A robust strategy for the incorporation of graphene films as a diffusion barrier in ultra-thin X-ray compatible microfluidic devices.

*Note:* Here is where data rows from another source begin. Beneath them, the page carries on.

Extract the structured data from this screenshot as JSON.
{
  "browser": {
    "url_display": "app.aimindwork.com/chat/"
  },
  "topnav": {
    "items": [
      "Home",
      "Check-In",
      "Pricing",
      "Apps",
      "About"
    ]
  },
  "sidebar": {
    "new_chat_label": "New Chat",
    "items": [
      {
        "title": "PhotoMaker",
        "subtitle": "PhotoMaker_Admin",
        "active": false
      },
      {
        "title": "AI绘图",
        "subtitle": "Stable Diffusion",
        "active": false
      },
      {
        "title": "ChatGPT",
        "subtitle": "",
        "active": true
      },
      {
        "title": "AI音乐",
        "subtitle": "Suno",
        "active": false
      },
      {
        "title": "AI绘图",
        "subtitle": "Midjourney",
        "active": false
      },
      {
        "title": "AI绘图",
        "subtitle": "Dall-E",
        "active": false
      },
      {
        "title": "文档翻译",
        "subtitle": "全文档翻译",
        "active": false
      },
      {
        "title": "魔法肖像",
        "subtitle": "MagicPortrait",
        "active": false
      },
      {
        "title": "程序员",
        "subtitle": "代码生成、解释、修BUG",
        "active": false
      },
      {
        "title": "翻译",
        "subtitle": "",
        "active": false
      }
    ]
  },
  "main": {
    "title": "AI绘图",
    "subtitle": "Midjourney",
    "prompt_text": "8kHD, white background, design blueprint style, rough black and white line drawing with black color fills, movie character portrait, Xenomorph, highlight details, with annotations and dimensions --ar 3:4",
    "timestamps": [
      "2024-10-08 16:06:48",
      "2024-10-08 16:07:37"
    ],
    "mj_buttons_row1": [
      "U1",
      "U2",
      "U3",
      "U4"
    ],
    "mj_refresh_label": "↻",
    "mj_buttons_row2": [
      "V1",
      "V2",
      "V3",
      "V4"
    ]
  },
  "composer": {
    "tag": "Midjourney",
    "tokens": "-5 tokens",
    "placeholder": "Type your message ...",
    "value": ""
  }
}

Microfluidic strategies to enable the growth and subsequent serial crystallographic analysis of micro-crystals have the potential to facilitate both structural characterization and dynamic structural studies of protein targets that have been resistant to single-crystal strategies. However, adapting microfluidic crystallization platforms for micro-crystallography requires a dramatic decrease in the overall device thickness. We report a robust strategy for the straightforward incorporation of single-layer graphene into ultra-thin microfluidic devices. This architecture allows for a total material thickness of only ∼1 μm, facilitating on-chip X-ray diffraction analysis while creating a sample environment that is stable against significant water loss over several weeks. We demonstrate excellent signal-to-noise in our X-ray diffraction measurements using a 1.5 μs polychromatic X-ray exposure, and validate our approach via on-chip structure determination using hen egg white lysozyme (HEWL) as a model system. Although this work is focused on the use of graphene for protein crystallography, we anticipate that this technology should find utility in a wide range of both X-ray and other lab on a chip applications.